--- START ---

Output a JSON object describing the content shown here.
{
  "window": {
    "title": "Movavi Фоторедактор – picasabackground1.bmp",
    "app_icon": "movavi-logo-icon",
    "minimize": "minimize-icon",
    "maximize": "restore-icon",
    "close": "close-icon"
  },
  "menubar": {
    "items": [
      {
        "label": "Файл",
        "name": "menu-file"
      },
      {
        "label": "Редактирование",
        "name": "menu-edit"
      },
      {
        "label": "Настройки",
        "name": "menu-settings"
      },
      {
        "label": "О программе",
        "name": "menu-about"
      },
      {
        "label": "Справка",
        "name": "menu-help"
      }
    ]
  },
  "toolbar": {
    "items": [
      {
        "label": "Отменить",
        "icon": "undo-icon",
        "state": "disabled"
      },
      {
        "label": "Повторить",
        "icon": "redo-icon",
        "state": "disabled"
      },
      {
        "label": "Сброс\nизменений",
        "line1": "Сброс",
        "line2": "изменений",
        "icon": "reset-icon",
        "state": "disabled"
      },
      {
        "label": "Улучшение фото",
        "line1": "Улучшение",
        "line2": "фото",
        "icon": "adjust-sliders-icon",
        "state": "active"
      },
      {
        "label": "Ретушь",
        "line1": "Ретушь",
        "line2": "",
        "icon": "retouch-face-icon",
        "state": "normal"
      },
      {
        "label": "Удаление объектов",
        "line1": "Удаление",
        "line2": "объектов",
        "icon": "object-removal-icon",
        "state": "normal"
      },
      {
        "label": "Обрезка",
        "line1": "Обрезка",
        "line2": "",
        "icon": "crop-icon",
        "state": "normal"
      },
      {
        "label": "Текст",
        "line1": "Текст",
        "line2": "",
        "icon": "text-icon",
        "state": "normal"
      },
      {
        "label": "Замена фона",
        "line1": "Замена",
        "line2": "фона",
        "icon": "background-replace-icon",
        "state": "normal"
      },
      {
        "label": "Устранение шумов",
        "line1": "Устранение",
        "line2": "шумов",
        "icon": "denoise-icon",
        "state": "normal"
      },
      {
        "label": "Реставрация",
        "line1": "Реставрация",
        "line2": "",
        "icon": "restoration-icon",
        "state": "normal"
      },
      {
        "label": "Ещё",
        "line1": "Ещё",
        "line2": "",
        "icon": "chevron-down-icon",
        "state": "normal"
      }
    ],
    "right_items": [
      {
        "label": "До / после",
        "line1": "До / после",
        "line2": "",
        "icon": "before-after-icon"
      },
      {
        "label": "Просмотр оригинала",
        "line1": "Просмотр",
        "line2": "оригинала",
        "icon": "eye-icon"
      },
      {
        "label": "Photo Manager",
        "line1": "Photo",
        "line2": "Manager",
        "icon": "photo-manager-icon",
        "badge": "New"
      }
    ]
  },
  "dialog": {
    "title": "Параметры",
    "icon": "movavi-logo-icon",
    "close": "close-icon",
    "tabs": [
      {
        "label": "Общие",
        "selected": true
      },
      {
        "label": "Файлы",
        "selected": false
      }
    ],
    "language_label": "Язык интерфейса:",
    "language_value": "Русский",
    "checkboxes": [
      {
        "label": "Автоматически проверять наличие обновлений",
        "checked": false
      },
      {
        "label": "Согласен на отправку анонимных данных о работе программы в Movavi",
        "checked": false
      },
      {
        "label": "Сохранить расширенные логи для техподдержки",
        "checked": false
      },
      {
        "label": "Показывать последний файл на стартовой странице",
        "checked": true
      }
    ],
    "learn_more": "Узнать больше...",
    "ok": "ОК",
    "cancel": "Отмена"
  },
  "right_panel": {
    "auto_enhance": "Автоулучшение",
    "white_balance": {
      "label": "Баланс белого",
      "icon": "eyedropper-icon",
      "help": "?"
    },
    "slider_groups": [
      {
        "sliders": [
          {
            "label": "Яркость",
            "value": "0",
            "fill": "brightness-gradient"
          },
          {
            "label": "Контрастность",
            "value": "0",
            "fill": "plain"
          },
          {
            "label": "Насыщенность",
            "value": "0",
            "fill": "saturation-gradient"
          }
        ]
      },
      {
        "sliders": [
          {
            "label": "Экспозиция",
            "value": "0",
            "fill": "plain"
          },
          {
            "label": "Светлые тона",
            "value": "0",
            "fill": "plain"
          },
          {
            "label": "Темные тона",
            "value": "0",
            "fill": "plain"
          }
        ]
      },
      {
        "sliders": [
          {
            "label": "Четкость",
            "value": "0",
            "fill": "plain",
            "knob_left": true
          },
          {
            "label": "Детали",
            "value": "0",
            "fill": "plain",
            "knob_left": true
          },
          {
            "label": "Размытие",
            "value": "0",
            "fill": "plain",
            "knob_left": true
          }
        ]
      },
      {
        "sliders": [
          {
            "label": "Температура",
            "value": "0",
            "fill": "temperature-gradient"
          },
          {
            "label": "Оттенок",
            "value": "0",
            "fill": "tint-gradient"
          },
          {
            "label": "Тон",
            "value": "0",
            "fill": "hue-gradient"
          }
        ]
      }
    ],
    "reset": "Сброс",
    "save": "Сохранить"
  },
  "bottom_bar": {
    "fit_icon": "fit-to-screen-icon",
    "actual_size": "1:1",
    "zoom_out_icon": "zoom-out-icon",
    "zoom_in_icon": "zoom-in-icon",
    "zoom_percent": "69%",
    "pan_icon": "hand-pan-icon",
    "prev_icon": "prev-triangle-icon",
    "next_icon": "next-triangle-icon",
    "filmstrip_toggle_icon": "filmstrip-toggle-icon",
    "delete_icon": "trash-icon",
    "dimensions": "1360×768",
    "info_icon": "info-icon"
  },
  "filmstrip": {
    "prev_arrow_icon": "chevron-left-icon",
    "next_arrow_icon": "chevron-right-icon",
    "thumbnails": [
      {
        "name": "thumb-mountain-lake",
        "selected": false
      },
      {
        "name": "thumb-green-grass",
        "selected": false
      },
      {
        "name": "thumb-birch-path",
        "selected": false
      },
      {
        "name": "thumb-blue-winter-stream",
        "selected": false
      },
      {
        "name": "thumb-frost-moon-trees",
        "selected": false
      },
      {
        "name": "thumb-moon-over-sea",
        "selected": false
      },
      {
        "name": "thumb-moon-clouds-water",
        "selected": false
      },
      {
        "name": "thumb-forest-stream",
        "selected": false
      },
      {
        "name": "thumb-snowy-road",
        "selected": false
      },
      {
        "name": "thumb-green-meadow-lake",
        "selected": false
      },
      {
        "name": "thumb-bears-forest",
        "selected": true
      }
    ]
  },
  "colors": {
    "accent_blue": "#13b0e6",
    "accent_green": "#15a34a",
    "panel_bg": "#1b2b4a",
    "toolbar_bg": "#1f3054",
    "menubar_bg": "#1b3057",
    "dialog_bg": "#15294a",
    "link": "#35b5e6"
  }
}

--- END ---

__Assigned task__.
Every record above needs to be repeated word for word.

__Answer box__.
Output a JSON object describing the content shown here.
{
  "window": {
    "title": "Movavi Фоторедактор – picasabackground1.bmp",
    "app_icon": "movavi-logo-icon",
    "minimize": "minimize-icon",
    "maximize": "restore-icon",
    "close": "close-icon"
  },
  "menubar": {
    "items": [
      {
        "label": "Файл",
        "name": "menu-file"
      },
      {
        "label": "Редактирование",
        "name": "menu-edit"
      },
      {
        "label": "Настройки",
        "name": "menu-settings"
      },
      {
        "label": "О программе",
        "name": "menu-about"
      },
      {
        "label": "Справка",
        "name": "menu-help"
      }
    ]
  },
  "toolbar": {
    "items": [
      {
        "label": "Отменить",
        "icon": "undo-icon",
        "state": "disabled"
      },
      {
        "label": "Повторить",
        "icon": "redo-icon",
        "state": "disabled"
      },
      {
        "label": "Сброс\nизменений",
        "line1": "Сброс",
        "line2": "изменений",
        "icon": "reset-icon",
        "state": "disabled"
      },
      {
        "label": "Улучшение фото",
        "line1": "Улучшение",
        "line2": "фото",
        "icon": "adjust-sliders-icon",
        "state": "active"
      },
      {
        "label": "Ретушь",
        "line1": "Ретушь",
        "line2": "",
        "icon": "retouch-face-icon",
        "state": "normal"
      },
      {
        "label": "Удаление объектов",
        "line1": "Удаление",
        "line2": "объектов",
        "icon": "object-removal-icon",
        "state": "normal"
      },
      {
        "label": "Обрезка",
        "line1": "Обрезка",
        "line2": "",
        "icon": "crop-icon",
        "state": "normal"
      },
      {
        "label": "Текст",
        "line1": "Текст",
        "line2": "",
        "icon": "text-icon",
        "state": "normal"
      },
      {
        "label": "Замена фона",
        "line1": "Замена",
        "line2": "фона",
        "icon": "background-replace-icon",
        "state": "normal"
      },
      {
        "label": "Устранение шумов",
        "line1": "Устранение",
        "line2": "шумов",
        "icon": "denoise-icon",
        "state": "normal"
      },
      {
        "label": "Реставрация",
        "line1": "Реставрация",
        "line2": "",
        "icon": "restoration-icon",
        "state": "normal"
      },
      {
        "label": "Ещё",
        "line1": "Ещё",
        "line2": "",
        "icon": "chevron-down-icon",
        "state": "normal"
      }
    ],
    "right_items": [
      {
        "label": "До / после",
        "line1": "До / после",
        "line2": "",
        "icon": "before-after-icon"
      },
      {
        "label": "Просмотр оригинала",
        "line1": "Просмотр",
        "line2": "оригинала",
        "icon": "eye-icon"
      },
      {
        "label": "Photo Manager",
        "line1": "Photo",
        "line2": "Manager",
        "icon": "photo-manager-icon",
        "badge": "New"
      }
    ]
  },
  "dialog": {
    "title": "Параметры",
    "icon": "movavi-logo-icon",
    "close": "close-icon",
    "tabs": [
      {
        "label": "Общие",
        "selected": true
      },
      {
        "label": "Файлы",
        "selected": false
      }
    ],
    "language_label": "Язык интерфейса:",
    "language_value": "Русский",
    "checkboxes": [
      {
        "label": "Автоматически проверять наличие обновлений",
        "checked": false
      },
      {
        "label": "Согласен на отправку анонимных данных о работе программы в Movavi",
        "checked": false
      },
      {
        "label": "Сохранить расширенные логи для техподдержки",
        "checked": false
      },
      {
        "label": "Показывать последний файл на стартовой странице",
        "checked": true
      }
    ],
    "learn_more": "Узнать больше...",
    "ok": "ОК",
    "cancel": "Отмена"
  },
  "right_panel": {
    "auto_enhance": "Автоулучшение",
    "white_balance": {
      "label": "Баланс белого",
      "icon": "eyedropper-icon",
      "help": "?"
    },
    "slider_groups": [
      {
        "sliders": [
          {
            "label": "Яркость",
            "value": "0",
            "fill": "brightness-gradient"
          },
          {
            "label": "Контрастность",
            "value": "0",
            "fill": "plain"
          },
          {
            "label": "Насыщенность",
            "value": "0",
            "fill": "saturation-gradient"
          }
        ]
      },
      {
        "sliders": [
          {
            "label": "Экспозиция",
            "value": "0",
            "fill": "plain"
          },
          {
            "label": "Светлые тона",
            "value": "0",
            "fill": "plain"
          },
          {
            "label": "Темные тона",
            "value": "0",
            "fill": "plain"
          }
        ]
      },
      {
        "sliders": [
          {
            "label": "Четкость",
            "value": "0",
            "fill": "plain",
            "knob_left": true
          },
          {
            "label": "Детали",
            "value": "0",
            "fill": "plain",
            "knob_left": true
          },
          {
            "label": "Размытие",
            "value": "0",
            "fill": "plain",
            "knob_left": true
          }
        ]
      },
      {
        "sliders": [
          {
            "label": "Температура",
            "value": "0",
            "fill": "temperature-gradient"
          },
          {
            "label": "Оттенок",
            "value": "0",
            "fill": "tint-gradient"
          },
          {
            "label": "Тон",
            "value": "0",
            "fill": "hue-gradient"
          }
        ]
      }
    ],
    "reset": "Сброс",
    "save": "Сохранить"
  },
  "bottom_bar": {
    "fit_icon": "fit-to-screen-icon",
    "actual_size": "1:1",
    "zoom_out_icon": "zoom-out-icon",
    "zoom_in_icon": "zoom-in-icon",
    "zoom_percent": "69%",
    "pan_icon": "hand-pan-icon",
    "prev_icon": "prev-triangle-icon",
    "next_icon": "next-triangle-icon",
    "filmstrip_toggle_icon": "filmstrip-toggle-icon",
    "delete_icon": "trash-icon",
    "dimensions": "1360×768",
    "info_icon": "info-icon"
  },
  "filmstrip": {
    "prev_arrow_icon": "chevron-left-icon",
    "next_arrow_icon": "chevron-right-icon",
    "thumbnails": [
      {
        "name": "thumb-mountain-lake",
        "selected": false
      },
      {
        "name": "thumb-green-grass",
        "selected": false
      },
      {
        "name": "thumb-birch-path",
        "selected": false
      },
      {
        "name": "thumb-blue-winter-stream",
        "selected": false
      },
      {
        "name": "thumb-frost-moon-trees",
        "selected": false
      },
      {
        "name": "thumb-moon-over-sea",
        "selected": false
      },
      {
        "name": "thumb-moon-clouds-water",
        "selected": false
      },
      {
        "name": "thumb-forest-stream",
        "selected": false
      },
      {
        "name": "thumb-snowy-road",
        "selected": false
      },
      {
        "name": "thumb-green-meadow-lake",
        "selected": false
      },
      {
        "name": "thumb-bears-forest",
        "selected": true
      }
    ]
  },
  "colors": {
    "accent_blue": "#13b0e6",
    "accent_green": "#15a34a",
    "panel_bg": "#1b2b4a",
    "toolbar_bg": "#1f3054",
    "menubar_bg": "#1b3057",
    "dialog_bg": "#15294a",
    "link": "#35b5e6"
  }
}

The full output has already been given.